GRM 2010 GRM 2011

Abstract Details

 
AUTHOR NAME
 
Family Name:
Cornelia
 
First Name:
Epuras
 
ABSTRACT OF PAPER
 
Title of Paper:
Traditional societal practices facing globalization
 
Paper Proposal Text :
This paper will analyse the impact of development in the Arab Gulf countries, keeping in mind nationalization policies and democratic progress. It will show that globalization not exactly comprises everyone’s life in a global village.
All six states of the GCC share an Arab Muslim identity with a tribal core and entrenched family loyalties that extend beyond a singular sheikhdom, and whose leading families consider them as cousins. The tribe to which these families belong is the oldest surviving organisational institution in the Gulf societies, as it appeared before institutionalisation according to Islam. The adherence to unwritten tribal rules and customs (generally referred as urf) is still common and reigning in the GCC even in the 21st century.
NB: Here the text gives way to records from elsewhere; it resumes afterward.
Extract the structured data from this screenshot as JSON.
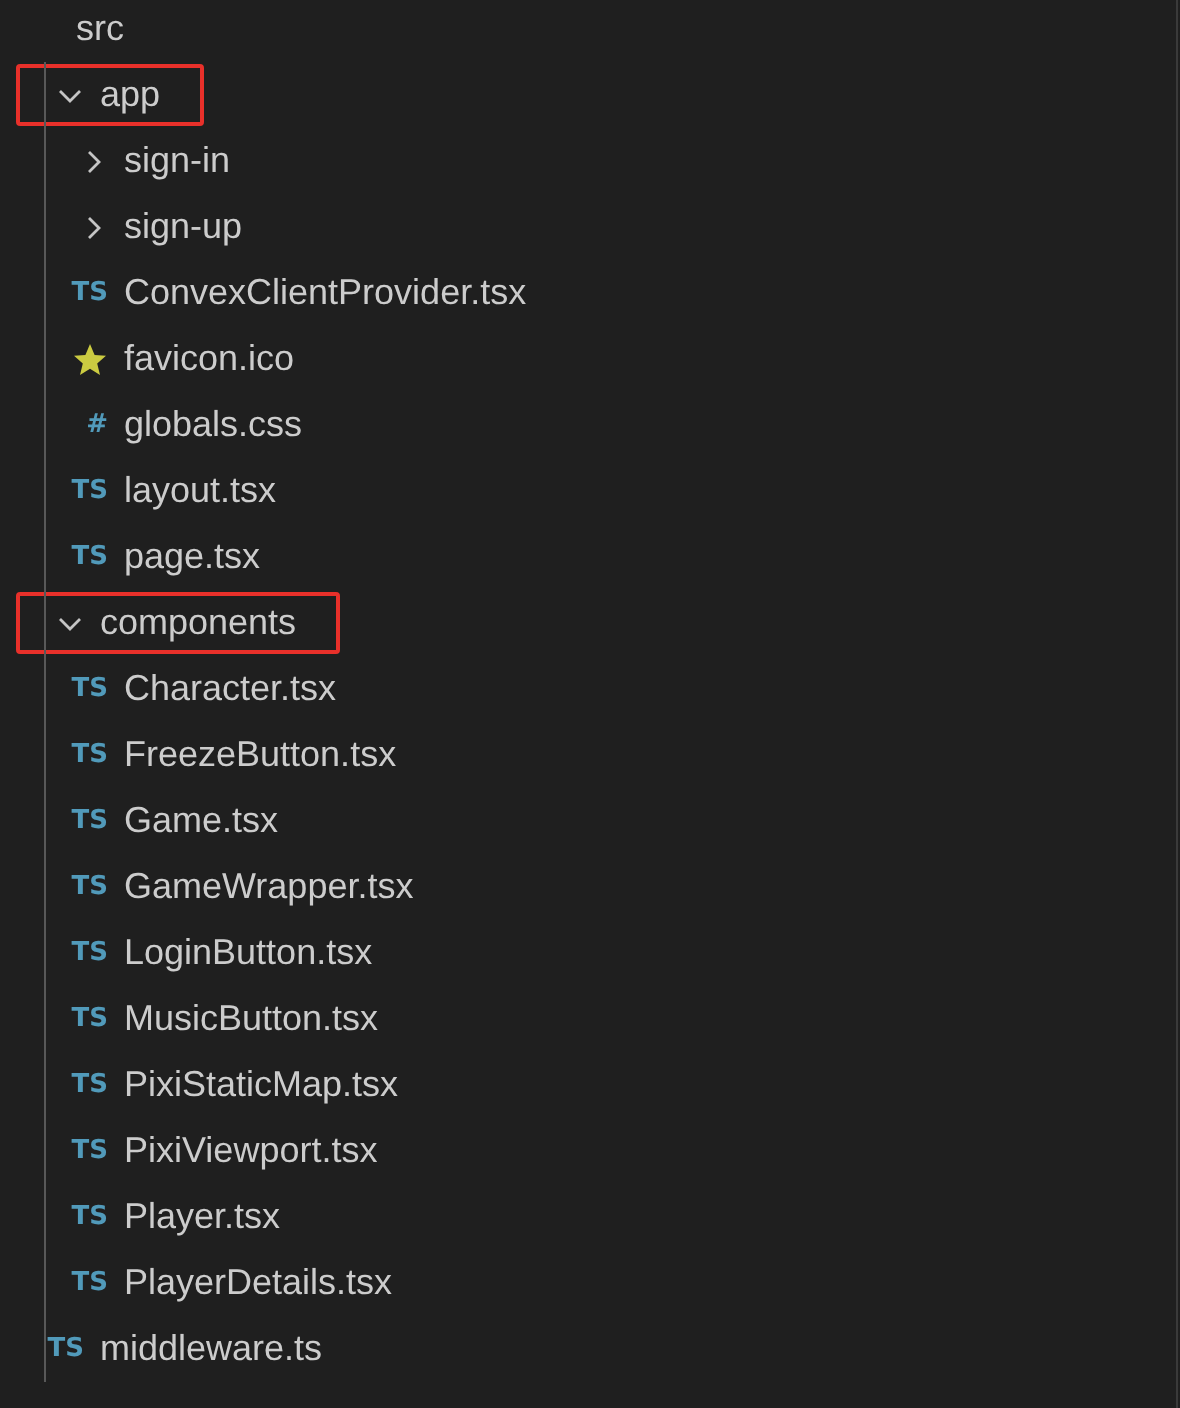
{
  "explorer": {
    "tree": [
      {
        "name": "src",
        "children": [
          {
            "name": "app",
            "kind": "folder",
            "expanded": true,
            "highlighted": true,
            "children": [
              {
                "name": "sign-in",
                "kind": "folder",
                "expanded": false,
                "highlighted": false
              },
              {
                "name": "sign-up",
                "kind": "folder",
                "expanded": false,
                "highlighted": false
              },
              {
                "name": "ConvexClientProvider.tsx",
                "kind": "file",
                "badge": "TS"
              },
              {
                "name": "favicon.ico",
                "kind": "image"
              },
              {
                "name": "globals.css",
                "kind": "file",
                "badge": "#"
              },
              {
                "name": "layout.tsx",
                "kind": "file",
                "badge": "TS"
              },
              {
                "name": "page.tsx",
                "kind": "file",
                "badge": "TS"
              }
            ]
          },
          {
            "name": "components",
            "kind": "folder",
            "expanded": true,
            "highlighted": true,
            "children": [
              {
                "name": "Character.tsx",
                "kind": "file",
                "badge": "TS"
              },
              {
                "name": "FreezeButton.tsx",
                "kind": "file",
                "badge": "TS"
              },
              {
                "name": "Game.tsx",
                "kind": "file",
                "badge": "TS"
              },
              {
                "name": "GameWrapper.tsx",
                "kind": "file",
                "badge": "TS"
              },
              {
                "name": "LoginButton.tsx",
                "kind": "file",
                "badge": "TS"
              },
              {
                "name": "MusicButton.tsx",
                "kind": "file",
                "badge": "TS"
              },
              {
                "name": "PixiStaticMap.tsx",
                "kind": "file",
                "badge": "TS"
              },
              {
                "name": "PixiViewport.tsx",
                "kind": "file",
                "badge": "TS"
              },
              {
                "name": "Player.tsx",
                "kind": "file",
                "badge": "TS"
              },
              {
                "name": "PlayerDetails.tsx",
                "kind": "file",
                "badge": "TS"
              }
            ]
          },
          {
            "name": "middleware.ts",
            "kind": "file",
            "badge": "TS"
          }
        ]
      }
    ]
  }
}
It is a space where kinship and family ties are valued at its best. No matter how drastic the changes of the growth due to oil revenues and the great influx of foreign workers were, the features of traditional tribal organisations and emphasis on patrilineal descent are still anchored in the society, posing problems to creation of a strong advocacy for women’s rights and gender sensitive policies.
Educational awareness campaigns, scholarships, and Emiratization laws have allowed women to advance steadily into universities and public and private sectors jobs in recent years. The proportion of working adult women has grown from 25 percent (in 1990) to 35 percent (in 2000) to 40 percent (in 2007). Nevertheless, women in the UAE are highly underrepresented in the upper level hierarchy of the society. The Emirati case can be considered a rather successful example, as reforms are slowly coming into practice.
In the mid-1990s in another GCC country, namely Oman, the policy of "Omanization" came into full effect, trying to recruit both female and male nationals to counterbalance the influx of foreign workers. This had a particularly positive effect on poor, less-educated women, who were likely to obtain jobs related to house chores or cleaning allowing them to support themselves in the face of hardship. In Oman, Dr. Rawiyah al-Busaidiyah, was appointed as minister of higher education in March 2004, making her first female minister with portfolio in the GCC states, promoting women leadership. Recently, a female counsellor has been appointed by the Sultan.
At the other end, female employment rate in Saudi Arabia is among the lowest in the world and, specifically, the Middle East. Statistics on women's economic activity vary according to the source. According to the Ministry of Economy and Planning, women constituted only 5.4 percent of the total Saudi workforce in 2005, a figure that was expected to rise to 14.2 percent by the end of the 2005–09 five-year development plan. Government-sponsored projects have not reached their target in the last years, unfortunately. The five-year development plan targeted tripling the rate of women's employment within the plan period by increasing occupational training for women and promotion of their participation.
Arab labour policies, like other public policies, do not meet a gender sensitivity requirement. The gender division remains culturally embedded and seems to forget that women can be substantial contributors for the labour market, keeping them mainly in the area of the domestic life. However, Arab policy-makers, influenced by the growing global interest in women as well as the pressure from women’s network or international bodies have acknowledged to a certain degree the importance of integrating women in the labour market.
Another achievement that was made in the last years is the achievement of political rights by Kuwaiti women. We can add that Kuwait’s National Assembly is unique in the Gulf because it has a parliament with real power that is democratically elected. Despite the obstacles, democratic progress has occurred in Kuwait: constitutional life was restored following both illegal suspensions while the inclusion of women as full citizens has more than doubled the electorate to approximately 350,000 now eligible voters, more than half of them women, four of whom now sit in the National Assembly.
Modernization however did not erode men’s and women’s primary loyalties to their families and tribes because both of these patriarchal structures continued to be the main source of their social status and privileges, consolidating the argument on division made by El Baz. Despite some recent progress and influences of regime changes within the broader region, the area of political freedoms is a mixed picture, with the GCC states, according to the World Bank. While the adult literacy rate for women is higher in the GCC than elsewhere in the Arab world, the percentage of seats in parliaments held by women is substantially lower in the GCC than in other Arab countries. Better educated than their Arab counterparts, women in the GCC participate less to the political life, suggesting a higher level of gender political inequality. All in all, globalization cannot fight deeply entrenched cultural norms, but it can be a vehicle for a change. Definitely women from the Gulf interacted with the modernisation and globalization process, but not to the extent that they will erase institutionalised societal practices, despite a reconceptualization of many aspects of their lives.
 
 
 

WITH THE GENEROUS SUPPORT OF